# [Task details]
Filter the entries down to the lines containing "true", and copy those lines.

[Data about app and page elements]
━━━━━━━━━━━━━━━━

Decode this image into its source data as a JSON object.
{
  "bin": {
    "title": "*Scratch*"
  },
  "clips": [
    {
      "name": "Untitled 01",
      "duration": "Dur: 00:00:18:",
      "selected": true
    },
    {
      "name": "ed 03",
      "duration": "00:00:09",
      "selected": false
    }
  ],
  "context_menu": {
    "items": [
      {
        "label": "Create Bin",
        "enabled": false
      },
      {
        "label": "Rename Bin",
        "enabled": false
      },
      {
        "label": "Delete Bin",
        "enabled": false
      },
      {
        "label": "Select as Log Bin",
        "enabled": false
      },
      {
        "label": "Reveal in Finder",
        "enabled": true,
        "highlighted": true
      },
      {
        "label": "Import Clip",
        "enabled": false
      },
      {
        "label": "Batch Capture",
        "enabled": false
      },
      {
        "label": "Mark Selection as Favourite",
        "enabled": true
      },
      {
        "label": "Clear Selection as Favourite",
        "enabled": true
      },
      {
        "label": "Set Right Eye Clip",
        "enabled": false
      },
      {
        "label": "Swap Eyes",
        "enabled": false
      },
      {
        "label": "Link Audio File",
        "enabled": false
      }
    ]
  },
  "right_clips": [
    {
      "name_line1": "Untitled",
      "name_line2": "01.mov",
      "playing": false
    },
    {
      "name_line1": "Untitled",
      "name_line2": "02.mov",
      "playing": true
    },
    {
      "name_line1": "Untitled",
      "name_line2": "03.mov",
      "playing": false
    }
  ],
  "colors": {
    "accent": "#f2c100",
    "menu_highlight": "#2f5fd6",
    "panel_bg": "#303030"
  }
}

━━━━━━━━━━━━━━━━

# [Task response]
      "selected": true
        "enabled": true,
        "highlighted": true
        "enabled": true
        "enabled": true
      "playing": true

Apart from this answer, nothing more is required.